The role of ventilatory support for long-term outcomes after critical infection with COVID-19: A prospective cohort study.

Hanna G, Bankler S, Schandl A, Roël M, Hedman A, Franko MA, Lyngå P, Geborek A, Joelsson-Alm E, Söderberg M, Darlington P

Clin Respir J - (-) - [2021-10-19; online 2021-10-19]

The full range of long-term health consequences in ICU survivors with COVID-19 is unclear. This study aims to investigate the role of ventilatory support for long-term pulmonary impairment in critically ill patients and further to identify risk factors for prolonged radiological recovery. A prospective observational study from a single general hospital, including all with COVID-19 admitted to ICU between March and August 2020, investigating the association between ventilatory support and the extent of residual parenchymal changes on chest CT scan and measurement of lung volumes at follow-up comparing high-flow nasal oxygen (HFNO) or non-invasive ventilation (NIV) with invasive ventilation. A semi-quantitative score (CT involvement score) based on lobar involvement and a total score for all five lobes was used to estimate residual parenchymal changes. The association was calculated with logistic regression and adjusted for age, sex, smoking and severity of illness. Among the 187 eligible, 86 had a chest CT scan and 76 a pulmonary function test at the follow-up with a median time of six months after ICU discharge. Residual lung changes were seen in 74%. The extent of pulmonary changes was similar regardless of ventilatory support, but patients with invasive ventilation had a lower total lung capacity 84% vs 92% of predicted (p<0.001). The majority of ICU-treated patients with COVID-19 had residual lung changes at six months follow-up regardless of ventilator support or not, but the total lung capacity was lower in those treated with invasive ventilation.

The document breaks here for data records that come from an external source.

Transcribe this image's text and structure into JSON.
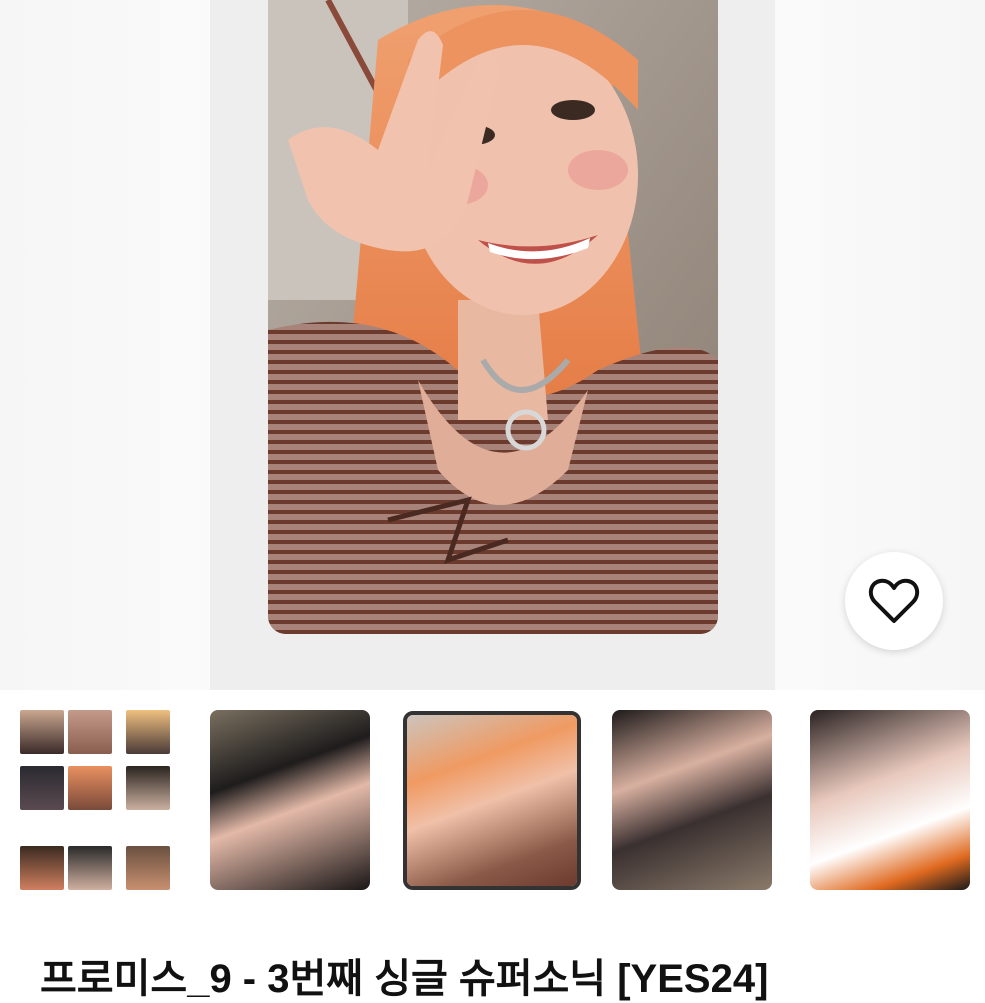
{
  "product": {
    "title": "프로미스_9 - 3번째 싱글 슈퍼소닉 [YES24]"
  },
  "gallery": {
    "favorite_icon": "heart-outline-icon",
    "thumbnails": [
      {
        "label": "collage",
        "selected": false
      },
      {
        "label": "photo-2",
        "selected": false
      },
      {
        "label": "photo-3",
        "selected": true
      },
      {
        "label": "photo-4",
        "selected": false
      },
      {
        "label": "photo-5",
        "selected": false
      }
    ]
  },
  "colors": {
    "selected_border": "#333333",
    "card_brown": "#6a4a3a",
    "hair_orange": "#e88a55"
  }
}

Category: Health

Type: Journal article

PubMed 34665518

DOI 10.1111/crj.13453

Crossref 10.1111/crj.13453


Publications 7.0.1